Aim of the task: Would you please return the lines of the material that contain the word "test"?

- - -

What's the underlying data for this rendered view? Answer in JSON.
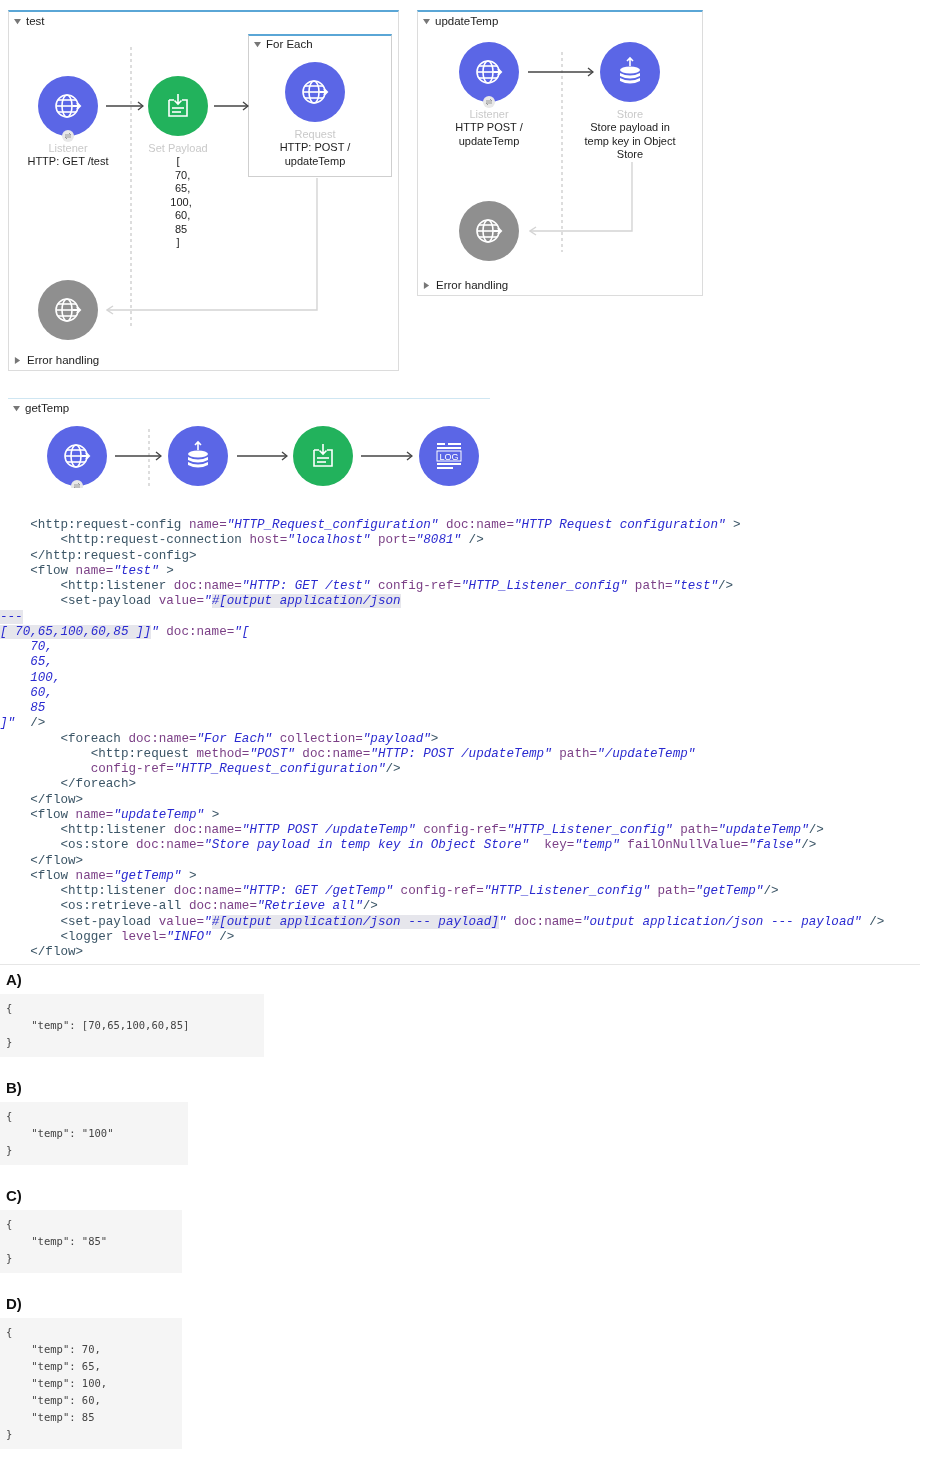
{
  "flows": [
    {
      "title": "test",
      "expanded": true,
      "nodes": [
        {
          "kind": "listener",
          "type_label": "Listener",
          "caption": "HTTP: GET /test"
        },
        {
          "kind": "set-payload",
          "type_label": "Set Payload",
          "caption": "[\n   70,\n   65,\n  100,\n   60,\n  85\n]"
        },
        {
          "kind": "request",
          "type_label": "Request",
          "caption": "HTTP: POST /\nupdateTemp"
        }
      ],
      "scope": {
        "title": "For Each",
        "expanded": true
      },
      "error_handling": {
        "label": "Error handling",
        "expanded": false
      }
    },
    {
      "title": "updateTemp",
      "expanded": true,
      "nodes": [
        {
          "kind": "listener",
          "type_label": "Listener",
          "caption": "HTTP POST /\nupdateTemp"
        },
        {
          "kind": "store",
          "type_label": "Store",
          "caption": "Store payload in\ntemp key in Object\nStore"
        }
      ],
      "error_handling": {
        "label": "Error handling",
        "expanded": false
      }
    },
    {
      "title": "getTemp",
      "expanded": true,
      "nodes": [
        {
          "kind": "listener"
        },
        {
          "kind": "store"
        },
        {
          "kind": "set-payload"
        },
        {
          "kind": "logger",
          "icon_text": "LOG"
        }
      ]
    }
  ],
  "code_lines": [
    [
      {
        "kind": "tag",
        "text": "    <http:request-config "
      },
      {
        "kind": "attr",
        "text": "name="
      },
      {
        "kind": "value",
        "text": "\"HTTP_Request_configuration\""
      },
      {
        "kind": "attr",
        "text": " doc:name="
      },
      {
        "kind": "value",
        "text": "\"HTTP Request configuration\""
      },
      {
        "kind": "tag",
        "text": " >"
      }
    ],
    [
      {
        "kind": "tag",
        "text": "        <http:request-connection "
      },
      {
        "kind": "attr",
        "text": "host="
      },
      {
        "kind": "value",
        "text": "\"localhost\""
      },
      {
        "kind": "attr",
        "text": " port="
      },
      {
        "kind": "value",
        "text": "\"8081\""
      },
      {
        "kind": "tag",
        "text": " />"
      }
    ],
    [
      {
        "kind": "tag",
        "text": "    </http:request-config>"
      }
    ],
    [
      {
        "kind": "tag",
        "text": "    <flow "
      },
      {
        "kind": "attr",
        "text": "name="
      },
      {
        "kind": "value",
        "text": "\"test\""
      },
      {
        "kind": "tag",
        "text": " >"
      }
    ],
    [
      {
        "kind": "tag",
        "text": "        <http:listener "
      },
      {
        "kind": "attr",
        "text": "doc:name="
      },
      {
        "kind": "value",
        "text": "\"HTTP: GET /test\""
      },
      {
        "kind": "attr",
        "text": " config-ref="
      },
      {
        "kind": "value",
        "text": "\"HTTP_Listener_config\""
      },
      {
        "kind": "attr",
        "text": " path="
      },
      {
        "kind": "value",
        "text": "\"test\""
      },
      {
        "kind": "tag",
        "text": "/>"
      }
    ],
    [
      {
        "kind": "tag",
        "text": "        <set-payload "
      },
      {
        "kind": "attr",
        "text": "value="
      },
      {
        "kind": "value",
        "text": "\""
      },
      {
        "kind": "value",
        "text": "#[output application/json",
        "highlighted": true
      }
    ],
    [
      {
        "kind": "value",
        "text": "---",
        "highlighted": true
      }
    ],
    [
      {
        "kind": "value",
        "text": "[ 70,65,100,60,85 ]]",
        "highlighted": true
      },
      {
        "kind": "value",
        "text": "\""
      },
      {
        "kind": "attr",
        "text": " doc:name="
      },
      {
        "kind": "value",
        "text": "\"["
      }
    ],
    [
      {
        "kind": "value",
        "text": "    70,"
      }
    ],
    [
      {
        "kind": "value",
        "text": "    65,"
      }
    ],
    [
      {
        "kind": "value",
        "text": "    100,"
      }
    ],
    [
      {
        "kind": "value",
        "text": "    60,"
      }
    ],
    [
      {
        "kind": "value",
        "text": "    85"
      }
    ],
    [
      {
        "kind": "value",
        "text": "]\""
      },
      {
        "kind": "tag",
        "text": "  />"
      }
    ],
    [
      {
        "kind": "tag",
        "text": "        <foreach "
      },
      {
        "kind": "attr",
        "text": "doc:name="
      },
      {
        "kind": "value",
        "text": "\"For Each\""
      },
      {
        "kind": "attr",
        "text": " collection="
      },
      {
        "kind": "value",
        "text": "\"payload\""
      },
      {
        "kind": "tag",
        "text": ">"
      }
    ],
    [
      {
        "kind": "tag",
        "text": "            <http:request "
      },
      {
        "kind": "attr",
        "text": "method="
      },
      {
        "kind": "value",
        "text": "\"POST\""
      },
      {
        "kind": "attr",
        "text": " doc:name="
      },
      {
        "kind": "value",
        "text": "\"HTTP: POST /updateTemp\""
      },
      {
        "kind": "attr",
        "text": " path="
      },
      {
        "kind": "value",
        "text": "\"/updateTemp\""
      }
    ],
    [
      {
        "kind": "attr",
        "text": "            config-ref="
      },
      {
        "kind": "value",
        "text": "\"HTTP_Request_configuration\""
      },
      {
        "kind": "tag",
        "text": "/>"
      }
    ],
    [
      {
        "kind": "tag",
        "text": "        </foreach>"
      }
    ],
    [
      {
        "kind": "tag",
        "text": "    </flow>"
      }
    ],
    [
      {
        "kind": "tag",
        "text": "    <flow "
      },
      {
        "kind": "attr",
        "text": "name="
      },
      {
        "kind": "value",
        "text": "\"updateTemp\""
      },
      {
        "kind": "tag",
        "text": " >"
      }
    ],
    [
      {
        "kind": "tag",
        "text": "        <http:listener "
      },
      {
        "kind": "attr",
        "text": "doc:name="
      },
      {
        "kind": "value",
        "text": "\"HTTP POST /updateTemp\""
      },
      {
        "kind": "attr",
        "text": " config-ref="
      },
      {
        "kind": "value",
        "text": "\"HTTP_Listener_config\""
      },
      {
        "kind": "attr",
        "text": " path="
      },
      {
        "kind": "value",
        "text": "\"updateTemp\""
      },
      {
        "kind": "tag",
        "text": "/>"
      }
    ],
    [
      {
        "kind": "tag",
        "text": "        <os:store "
      },
      {
        "kind": "attr",
        "text": "doc:name="
      },
      {
        "kind": "value",
        "text": "\"Store payload in temp key in Object Store\""
      },
      {
        "kind": "attr",
        "text": "  key="
      },
      {
        "kind": "value",
        "text": "\"temp\""
      },
      {
        "kind": "attr",
        "text": " failOnNullValue="
      },
      {
        "kind": "value",
        "text": "\"false\""
      },
      {
        "kind": "tag",
        "text": "/>"
      }
    ],
    [
      {
        "kind": "tag",
        "text": "    </flow>"
      }
    ],
    [
      {
        "kind": "tag",
        "text": "    <flow "
      },
      {
        "kind": "attr",
        "text": "name="
      },
      {
        "kind": "value",
        "text": "\"getTemp\""
      },
      {
        "kind": "tag",
        "text": " >"
      }
    ],
    [
      {
        "kind": "tag",
        "text": "        <http:listener "
      },
      {
        "kind": "attr",
        "text": "doc:name="
      },
      {
        "kind": "value",
        "text": "\"HTTP: GET /getTemp\""
      },
      {
        "kind": "attr",
        "text": " config-ref="
      },
      {
        "kind": "value",
        "text": "\"HTTP_Listener_config\""
      },
      {
        "kind": "attr",
        "text": " path="
      },
      {
        "kind": "value",
        "text": "\"getTemp\""
      },
      {
        "kind": "tag",
        "text": "/>"
      }
    ],
    [
      {
        "kind": "tag",
        "text": "        <os:retrieve-all "
      },
      {
        "kind": "attr",
        "text": "doc:name="
      },
      {
        "kind": "value",
        "text": "\"Retrieve all\""
      },
      {
        "kind": "tag",
        "text": "/>"
      }
    ],
    [
      {
        "kind": "tag",
        "text": "        <set-payload "
      },
      {
        "kind": "attr",
        "text": "value="
      },
      {
        "kind": "value",
        "text": "\""
      },
      {
        "kind": "value",
        "text": "#[output application/json --- payload]",
        "highlighted": true
      },
      {
        "kind": "value",
        "text": "\""
      },
      {
        "kind": "attr",
        "text": " doc:name="
      },
      {
        "kind": "value",
        "text": "\"output application/json --- payload\""
      },
      {
        "kind": "tag",
        "text": " />"
      }
    ],
    [
      {
        "kind": "tag",
        "text": "        <logger "
      },
      {
        "kind": "attr",
        "text": "level="
      },
      {
        "kind": "value",
        "text": "\"INFO\""
      },
      {
        "kind": "tag",
        "text": " />"
      }
    ],
    [
      {
        "kind": "tag",
        "text": "    </flow>"
      }
    ]
  ],
  "options": [
    {
      "label": "A)",
      "lines": [
        "{",
        "    \"temp\": [70,65,100,60,85]",
        "}"
      ]
    },
    {
      "label": "B)",
      "lines": [
        "{",
        "    \"temp\": \"100\"",
        "}"
      ]
    },
    {
      "label": "C)",
      "lines": [
        "{",
        "    \"temp\": \"85\"",
        "}"
      ]
    },
    {
      "label": "D)",
      "lines": [
        "{",
        "    \"temp\": 70,",
        "    \"temp\": 65,",
        "    \"temp\": 100,",
        "    \"temp\": 60,",
        "    \"temp\": 85",
        "}"
      ]
    }
  ]
}
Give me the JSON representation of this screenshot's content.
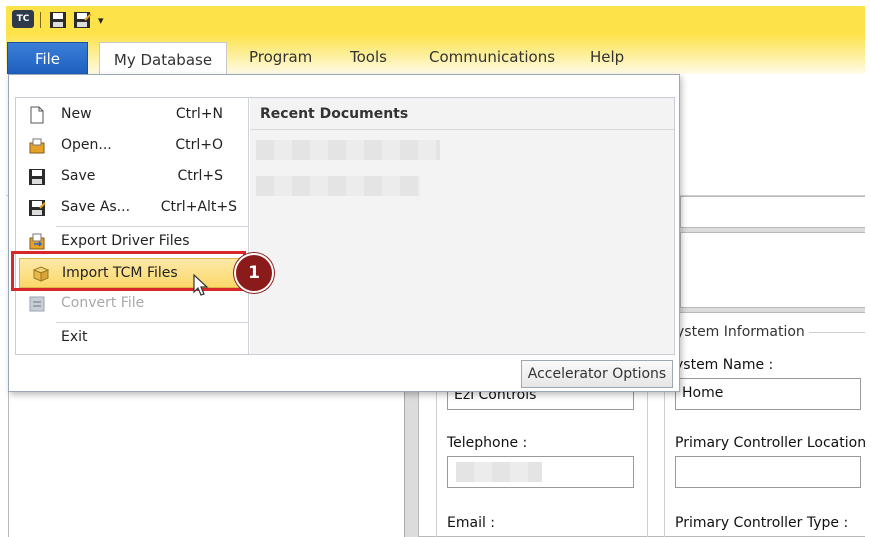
{
  "quick_access": {
    "logo_text": "TC"
  },
  "tabs": {
    "file": "File",
    "my_database": "My Database",
    "program": "Program",
    "tools": "Tools",
    "communications": "Communications",
    "help": "Help"
  },
  "file_menu": {
    "items": [
      {
        "label": "New",
        "shortcut": "Ctrl+N"
      },
      {
        "label": "Open...",
        "shortcut": "Ctrl+O"
      },
      {
        "label": "Save",
        "shortcut": "Ctrl+S"
      },
      {
        "label": "Save As...",
        "shortcut": "Ctrl+Alt+S"
      },
      {
        "label": "Export Driver Files",
        "shortcut": ""
      },
      {
        "label": "Import TCM Files",
        "shortcut": ""
      },
      {
        "label": "Convert File",
        "shortcut": ""
      },
      {
        "label": "Exit",
        "shortcut": ""
      }
    ],
    "recent_title": "Recent Documents",
    "accelerator_button": "Accelerator Options"
  },
  "callout": {
    "number": "1"
  },
  "form": {
    "system_info_title": "ystem Information",
    "system_name_label": "ystem Name :",
    "system_name_value": "Home",
    "company_value": "Ezi Controls",
    "telephone_label": "Telephone :",
    "primary_location_label": "Primary Controller Location",
    "email_label": "Email :",
    "primary_type_label": "Primary Controller Type :"
  },
  "colors": {
    "ribbon_yellow": "#fde24a",
    "file_blue": "#1f5fbf",
    "highlight": "#fbd86a",
    "callout_red": "#d9262b",
    "badge": "#8b1a1a"
  }
}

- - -

Result of the exercise:
      "title": "test",
          "caption": "HTTP: GET /test"
        "text": "\"test\""
        "text": "\"HTTP: GET /test\""
        "text": "\"test\""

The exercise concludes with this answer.